On paper, Boston College men’s basketball shouldn’t have had any problem against St. Francis Brooklyn, a team that entered as the No. 327 team in KenPom’s rankings. The Terriers (1-1) were a year removed from a four-win season and had struggled against opponents outside the Northeast Conference, managing just five victories in non-conference play over the course of the past two years. On Sunday, though, the Eagles (2-0) found themselves locked in a surprising back-and-forth battle, eventually escaping with a 74-69 win in which they took the lead for good with 3:22 left in the game.

The very tight early-season showdown revealed several things of note—especially problems that BC will have to correct if it wants to find success when it faces a higher quality opponent.

BC’s Bench Makes Little Impact

Against St. Francis, the Eagles bench was unable to get on the scoreboard. BC’s starting five—Ky Bowman, Wynston Tabbs, Nik Popovic, Jordan Chatman, and Steffon Mitchell—accounted for all 74 of the team’s points.

Jairus Hamilton, Chris Herren Jr., and Vin Baker Jr. saw time on the floor, but none of them were able to make a significant impact. Hamilton’s struggles were particularly surprising, as the freshman ESPN 100 recruit notched eight points and seven rebounds in the 20-point rout of Milwaukee in the season opener. He struggled mightily against St. Francis Brooklyn, playing just 12 minutes and committing three fouls—BC was minus-5 with him on the floor.

Baker Jr., clearly working his way back from a concussion that kept him out of the season opener, managed just three minutes and missed a 3-pointer. Herren Jr. saw a similar amount of time on the court with five minutes, but missed a 3-pointer as well.

Perimeter Defense Again Exposed

BC’s perimeter defense was one of its primary weaknesses last season, and it appears that two games into the season, it is still a big concern. It was noticeable that St. Francis head coach Glenn Braica saw this vulnerability and made it a point in his game plan to attack it. The Terriers leaned on shots from beyond the arc in 2017-18, shooting 34 percent as a team, and they saw an uptick against the Eagles.
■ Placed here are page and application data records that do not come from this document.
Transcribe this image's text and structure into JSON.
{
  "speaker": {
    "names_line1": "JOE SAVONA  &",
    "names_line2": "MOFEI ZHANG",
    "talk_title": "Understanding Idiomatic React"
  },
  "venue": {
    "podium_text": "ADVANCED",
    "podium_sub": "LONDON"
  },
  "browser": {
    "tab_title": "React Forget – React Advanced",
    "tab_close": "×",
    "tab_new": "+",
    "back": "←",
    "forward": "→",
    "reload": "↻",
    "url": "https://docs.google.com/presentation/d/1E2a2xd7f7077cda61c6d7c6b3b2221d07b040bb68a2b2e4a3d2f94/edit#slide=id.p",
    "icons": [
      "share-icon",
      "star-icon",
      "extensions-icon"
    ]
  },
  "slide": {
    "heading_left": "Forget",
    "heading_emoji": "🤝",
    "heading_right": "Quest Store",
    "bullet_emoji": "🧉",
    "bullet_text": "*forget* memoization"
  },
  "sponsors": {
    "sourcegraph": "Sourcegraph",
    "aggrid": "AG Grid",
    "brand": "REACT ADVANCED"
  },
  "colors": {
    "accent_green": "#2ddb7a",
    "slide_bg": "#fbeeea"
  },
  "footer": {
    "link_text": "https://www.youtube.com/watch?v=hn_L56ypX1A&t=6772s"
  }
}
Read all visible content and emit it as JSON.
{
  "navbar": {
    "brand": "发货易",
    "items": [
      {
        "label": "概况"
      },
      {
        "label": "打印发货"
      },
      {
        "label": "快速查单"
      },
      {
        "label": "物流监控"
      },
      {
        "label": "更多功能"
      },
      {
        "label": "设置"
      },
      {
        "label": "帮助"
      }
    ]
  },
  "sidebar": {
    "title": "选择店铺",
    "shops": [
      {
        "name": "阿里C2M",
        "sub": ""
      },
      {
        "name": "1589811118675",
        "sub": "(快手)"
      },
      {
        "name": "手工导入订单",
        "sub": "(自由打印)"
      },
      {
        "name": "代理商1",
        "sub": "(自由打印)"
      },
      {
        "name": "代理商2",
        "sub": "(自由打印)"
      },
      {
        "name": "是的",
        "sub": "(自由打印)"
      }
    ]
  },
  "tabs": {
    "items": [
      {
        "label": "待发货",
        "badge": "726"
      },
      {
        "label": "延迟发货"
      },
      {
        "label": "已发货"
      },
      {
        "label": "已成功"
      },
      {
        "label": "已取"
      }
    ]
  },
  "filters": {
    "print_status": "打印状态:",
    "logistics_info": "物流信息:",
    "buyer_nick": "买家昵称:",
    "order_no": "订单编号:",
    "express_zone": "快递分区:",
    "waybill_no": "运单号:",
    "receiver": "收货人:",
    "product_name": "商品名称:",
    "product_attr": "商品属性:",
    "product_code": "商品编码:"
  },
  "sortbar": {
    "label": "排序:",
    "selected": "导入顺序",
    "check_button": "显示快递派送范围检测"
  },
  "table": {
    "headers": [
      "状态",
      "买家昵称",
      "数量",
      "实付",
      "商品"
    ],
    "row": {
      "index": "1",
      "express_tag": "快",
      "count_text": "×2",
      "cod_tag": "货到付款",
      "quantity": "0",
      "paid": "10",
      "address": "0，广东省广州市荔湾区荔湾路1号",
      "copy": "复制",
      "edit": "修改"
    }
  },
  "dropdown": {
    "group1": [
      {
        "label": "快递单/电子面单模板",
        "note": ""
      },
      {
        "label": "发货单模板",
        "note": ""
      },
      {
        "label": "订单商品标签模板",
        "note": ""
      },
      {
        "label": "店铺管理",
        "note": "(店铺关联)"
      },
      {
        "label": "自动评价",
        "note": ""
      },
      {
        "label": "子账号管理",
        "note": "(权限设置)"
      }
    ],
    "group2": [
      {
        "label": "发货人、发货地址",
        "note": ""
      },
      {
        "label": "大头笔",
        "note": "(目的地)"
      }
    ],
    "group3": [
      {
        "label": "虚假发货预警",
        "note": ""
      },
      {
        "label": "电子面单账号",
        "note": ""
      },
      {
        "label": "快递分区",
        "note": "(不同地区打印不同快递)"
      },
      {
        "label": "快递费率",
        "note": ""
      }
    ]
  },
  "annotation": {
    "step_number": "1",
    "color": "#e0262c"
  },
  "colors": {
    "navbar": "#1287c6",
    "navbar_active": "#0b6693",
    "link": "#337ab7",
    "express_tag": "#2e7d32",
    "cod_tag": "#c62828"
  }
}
St. Francis’s 3-point shooting was on full display Sunday afternoon—it shot the ball 30 times from behind the arc and converted those shots at a 40-percent clip. The Terriers’ 36 points off 3-point shooting accounted for more than 50 percent of their scoring output, and they finished the game having made more 3-pointers than 2-pointers. If you compare their shooting with BC’s—the Eagles only went 5-for-20 from distance—it’s easy to see why this game was so competitive.

Ky Goes Off
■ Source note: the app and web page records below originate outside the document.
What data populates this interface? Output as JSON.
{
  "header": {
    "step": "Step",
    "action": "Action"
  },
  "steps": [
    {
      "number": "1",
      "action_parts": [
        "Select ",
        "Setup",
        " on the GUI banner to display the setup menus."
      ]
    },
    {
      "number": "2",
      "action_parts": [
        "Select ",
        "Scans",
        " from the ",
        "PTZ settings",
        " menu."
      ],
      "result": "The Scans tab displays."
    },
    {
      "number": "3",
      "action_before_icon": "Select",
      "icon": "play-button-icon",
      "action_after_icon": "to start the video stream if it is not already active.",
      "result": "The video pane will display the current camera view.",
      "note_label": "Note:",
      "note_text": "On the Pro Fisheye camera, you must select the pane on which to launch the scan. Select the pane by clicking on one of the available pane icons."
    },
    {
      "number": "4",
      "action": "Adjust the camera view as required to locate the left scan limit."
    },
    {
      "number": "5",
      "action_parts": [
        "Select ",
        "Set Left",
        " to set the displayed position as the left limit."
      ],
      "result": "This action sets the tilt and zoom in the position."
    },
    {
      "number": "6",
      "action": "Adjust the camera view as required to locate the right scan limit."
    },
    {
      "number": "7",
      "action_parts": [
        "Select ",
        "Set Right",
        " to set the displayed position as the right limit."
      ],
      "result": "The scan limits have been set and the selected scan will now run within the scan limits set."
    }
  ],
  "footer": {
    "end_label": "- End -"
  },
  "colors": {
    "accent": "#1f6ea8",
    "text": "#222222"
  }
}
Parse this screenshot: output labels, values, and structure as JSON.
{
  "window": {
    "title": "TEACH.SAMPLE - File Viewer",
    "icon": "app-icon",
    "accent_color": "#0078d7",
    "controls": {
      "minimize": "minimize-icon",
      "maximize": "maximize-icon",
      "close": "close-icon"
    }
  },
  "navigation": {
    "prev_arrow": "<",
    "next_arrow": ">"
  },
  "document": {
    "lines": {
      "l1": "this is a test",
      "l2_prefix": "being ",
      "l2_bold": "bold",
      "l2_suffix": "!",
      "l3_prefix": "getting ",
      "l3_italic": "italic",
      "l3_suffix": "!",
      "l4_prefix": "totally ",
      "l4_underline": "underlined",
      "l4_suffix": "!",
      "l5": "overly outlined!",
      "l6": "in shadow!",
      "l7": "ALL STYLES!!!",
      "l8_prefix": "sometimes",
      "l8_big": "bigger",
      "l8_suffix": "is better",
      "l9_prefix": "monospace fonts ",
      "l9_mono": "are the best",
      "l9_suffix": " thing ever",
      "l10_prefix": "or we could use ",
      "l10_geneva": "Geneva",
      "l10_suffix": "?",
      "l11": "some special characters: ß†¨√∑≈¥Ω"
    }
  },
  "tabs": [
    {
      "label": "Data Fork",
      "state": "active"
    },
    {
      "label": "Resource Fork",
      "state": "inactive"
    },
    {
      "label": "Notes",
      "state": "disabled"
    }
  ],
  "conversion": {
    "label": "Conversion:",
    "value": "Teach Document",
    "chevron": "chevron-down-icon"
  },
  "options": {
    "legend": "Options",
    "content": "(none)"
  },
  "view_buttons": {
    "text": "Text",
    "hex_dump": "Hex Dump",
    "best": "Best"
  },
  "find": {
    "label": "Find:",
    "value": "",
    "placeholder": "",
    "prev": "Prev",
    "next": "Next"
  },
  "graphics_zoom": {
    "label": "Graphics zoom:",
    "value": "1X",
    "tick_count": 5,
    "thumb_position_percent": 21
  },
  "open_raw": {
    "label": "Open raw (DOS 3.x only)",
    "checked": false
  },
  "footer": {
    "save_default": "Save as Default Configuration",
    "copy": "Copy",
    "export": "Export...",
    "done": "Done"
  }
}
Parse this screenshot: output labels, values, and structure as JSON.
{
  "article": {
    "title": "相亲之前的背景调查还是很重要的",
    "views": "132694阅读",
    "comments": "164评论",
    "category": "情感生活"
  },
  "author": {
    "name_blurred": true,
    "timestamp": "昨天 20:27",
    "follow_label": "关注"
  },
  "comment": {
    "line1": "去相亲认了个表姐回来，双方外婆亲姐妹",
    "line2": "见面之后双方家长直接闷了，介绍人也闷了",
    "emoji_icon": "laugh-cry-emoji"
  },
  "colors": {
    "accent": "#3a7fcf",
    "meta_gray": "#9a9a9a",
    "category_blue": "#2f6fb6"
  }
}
Ky Bowman didn’t score his first basket until late in the first half—with 8:15 on the clock—but he ended up scoring 26 points and went 8-of-9 at the charity stripe. Bowman caught fire in the final minute of the first half, as he nailed two 3-pointers, the second coming with two seconds left, to tie the game up, 33-33, before the break.

The final surge was impressive as he piled up 12 points in the first half, and his excellent play only continued in the second half. Bowman’s biggest play came with two minutes left, when the Eagles were protecting a one-point lead and he came up with a steal and decisive layup. The junior ended with five rebounds and four assists to round out his line. The only blemishes on Bowman’s day were his four turnovers and the fact that he fouled out, but the game was squarely in BC’s possession before Bowman exited.
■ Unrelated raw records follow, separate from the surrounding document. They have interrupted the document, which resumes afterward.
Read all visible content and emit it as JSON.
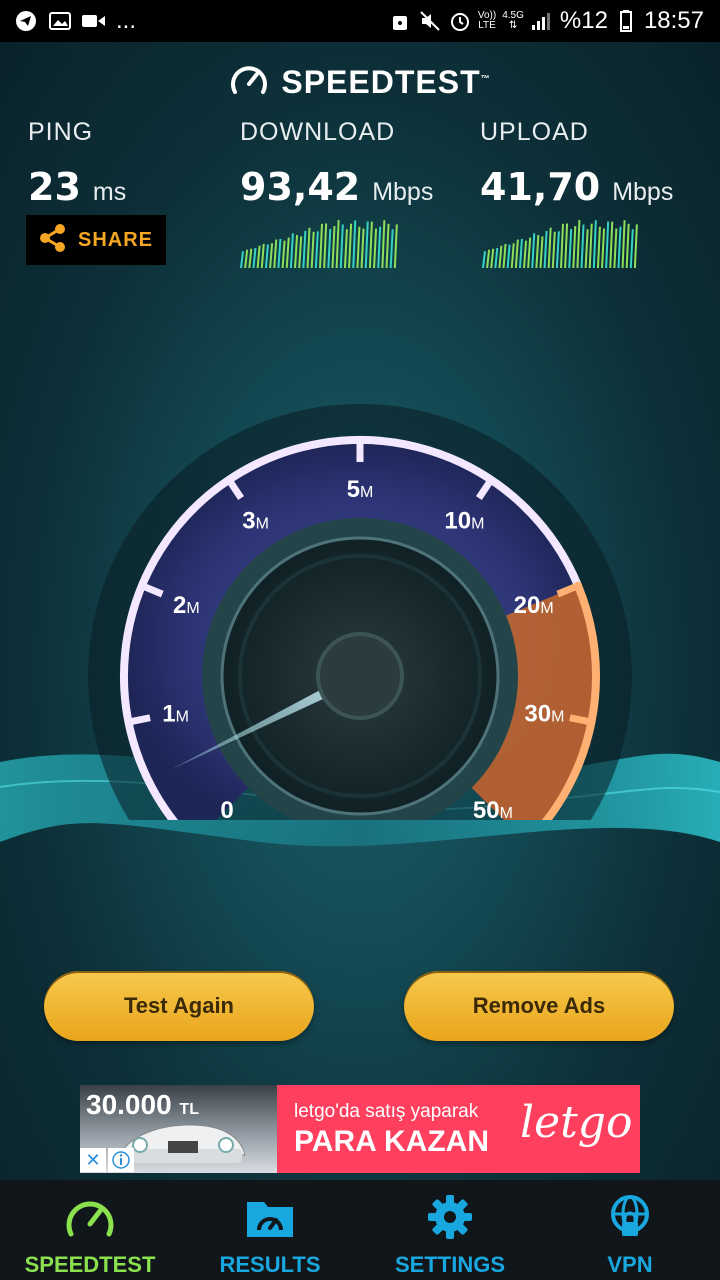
{
  "status_bar": {
    "more": "...",
    "network_top": "4.5G",
    "volte_top": "Vo))",
    "volte_bottom": "LTE",
    "battery": "%12",
    "time": "18:57"
  },
  "brand": {
    "name": "SPEEDTEST",
    "tm": "™"
  },
  "metrics": {
    "ping": {
      "label": "PING",
      "value": "23",
      "unit": "ms"
    },
    "download": {
      "label": "DOWNLOAD",
      "value": "93,42",
      "unit": "Mbps"
    },
    "upload": {
      "label": "UPLOAD",
      "value": "41,70",
      "unit": "Mbps"
    }
  },
  "share": {
    "label": "SHARE"
  },
  "gauge": {
    "ticks": [
      {
        "n": "0",
        "s": ""
      },
      {
        "n": "1",
        "s": "M"
      },
      {
        "n": "2",
        "s": "M"
      },
      {
        "n": "3",
        "s": "M"
      },
      {
        "n": "5",
        "s": "M"
      },
      {
        "n": "10",
        "s": "M"
      },
      {
        "n": "20",
        "s": "M"
      },
      {
        "n": "30",
        "s": "M"
      },
      {
        "n": "50",
        "s": "M"
      }
    ]
  },
  "buttons": {
    "test_again": "Test Again",
    "remove_ads": "Remove Ads"
  },
  "ad": {
    "price": "30.000",
    "price_unit": "TL",
    "line1": "letgo'da satış yaparak",
    "line2": "PARA KAZAN",
    "logo": "letgo"
  },
  "nav": {
    "items": [
      {
        "label": "SPEEDTEST",
        "icon": "speedometer-icon"
      },
      {
        "label": "RESULTS",
        "icon": "results-folder-icon"
      },
      {
        "label": "SETTINGS",
        "icon": "gear-icon"
      },
      {
        "label": "VPN",
        "icon": "globe-lock-icon"
      }
    ]
  },
  "colors": {
    "accent_orange": "#f5a623",
    "nav_active": "#8be04e",
    "nav_inactive": "#19a7e0",
    "ad_bg": "#ff3f5e"
  }
}
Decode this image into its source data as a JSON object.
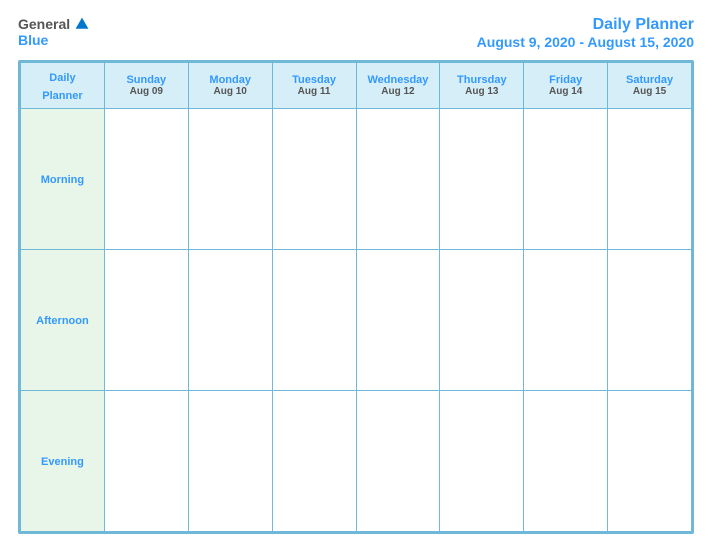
{
  "header": {
    "logo": {
      "general": "General",
      "blue": "Blue",
      "tagline": ""
    },
    "title": "Daily Planner",
    "date_range": "August 9, 2020 - August 15, 2020"
  },
  "table": {
    "label_header_line1": "Daily",
    "label_header_line2": "Planner",
    "columns": [
      {
        "day": "Sunday",
        "date": "Aug 09"
      },
      {
        "day": "Monday",
        "date": "Aug 10"
      },
      {
        "day": "Tuesday",
        "date": "Aug 11"
      },
      {
        "day": "Wednesday",
        "date": "Aug 12"
      },
      {
        "day": "Thursday",
        "date": "Aug 13"
      },
      {
        "day": "Friday",
        "date": "Aug 14"
      },
      {
        "day": "Saturday",
        "date": "Aug 15"
      }
    ],
    "rows": [
      {
        "label": "Morning"
      },
      {
        "label": "Afternoon"
      },
      {
        "label": "Evening"
      }
    ]
  }
}
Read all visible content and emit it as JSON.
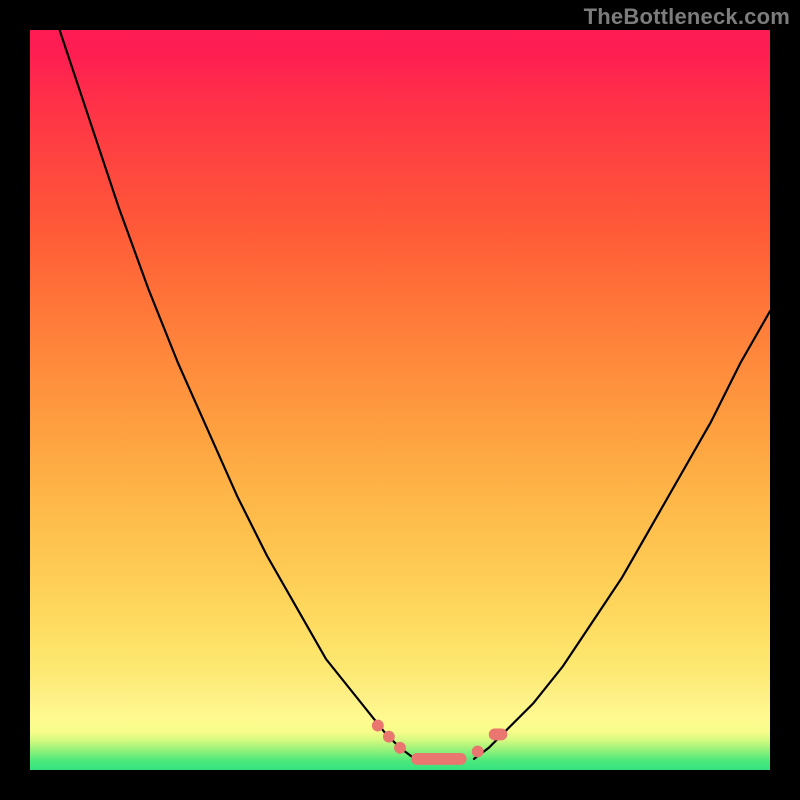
{
  "watermark": "TheBottleneck.com",
  "colors": {
    "frame": "#000000",
    "curve": "#000000",
    "marker": "#e9766f",
    "watermark_text": "#7c7c7c"
  },
  "chart_data": {
    "type": "line",
    "title": "",
    "xlabel": "",
    "ylabel": "",
    "xlim": [
      0,
      100
    ],
    "ylim": [
      0,
      100
    ],
    "legend": false,
    "grid": false,
    "series": [
      {
        "name": "left-curve",
        "x": [
          4,
          8,
          12,
          16,
          20,
          24,
          28,
          32,
          36,
          40,
          44,
          48,
          50,
          52
        ],
        "y": [
          100,
          88,
          76,
          65,
          55,
          46,
          37,
          29,
          22,
          15,
          10,
          5,
          3,
          1.5
        ]
      },
      {
        "name": "right-curve",
        "x": [
          60,
          62,
          64,
          68,
          72,
          76,
          80,
          84,
          88,
          92,
          96,
          100
        ],
        "y": [
          1.5,
          3,
          5,
          9,
          14,
          20,
          26,
          33,
          40,
          47,
          55,
          62
        ]
      }
    ],
    "markers": [
      {
        "type": "point",
        "x": 47,
        "y": 6,
        "r": 0.8
      },
      {
        "type": "point",
        "x": 48.5,
        "y": 4.5,
        "r": 0.8
      },
      {
        "type": "point",
        "x": 50,
        "y": 3,
        "r": 0.8
      },
      {
        "type": "bar",
        "x_start": 51.5,
        "x_end": 59,
        "y": 1.5,
        "thickness": 1.6
      },
      {
        "type": "point",
        "x": 60.5,
        "y": 2.5,
        "r": 0.8
      },
      {
        "type": "bar",
        "x_start": 62.0,
        "x_end": 64.5,
        "y": 4.8,
        "thickness": 1.6
      }
    ]
  }
}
Free Throw Shooting

Both teams shot poorly from the free throw line on Sunday. The Terriers only shot 62 percent from the free throw line, and BC was only slightly better at 68 percent. This number is down from the Eagles’ previous effort, where they shot 75 percent from the line.

Bowman, Tabbs, and Chatman all shot above 80 percent from the free throw line, but Popovic and Mitchell dragged the average down. Each player missed four of his six free throws, rates more normal for Mitchell (52.1 percent last season) then Popovic (71.3 percent). While the Eagles still pulled out the win, those missed free throws could be the difference in future games—the 12 missed as a team worked hand in hand with the woeful 3-point shooting to let St. Francis hang around.

Tabbs Has Another Strong Showing

Tabbs was the catalyst for BC’s second-half surge against Milwaukee, where the Eagles outscored the Panthers, 46-16, in the final 20 minutes. The freshman picked up where he left off and had a noticeable impact in his second game in Chestnut Hill, scoring 15 points to go alongside three rebounds and two assists.

Many were surprised to see Tabbs, a three-star recruit from Leonardtown, Md., starting over Hamilton in the season opener. They weren’t when he came out in the starting lineup against St. Francis, and rightfully so—the freshman has quickly made his name known. Scoring 15-plus points in back-to-back games is a remarkable early season effort, and he’s made the loss of Jerome Robinson’s 18.7 points per game more manageable. Tabbs has been a difference maker thus far, and it’s reasonable to think that he’ll be a core piece for BC moving forward.

Featured Image by Keith Carroll / Heights Editor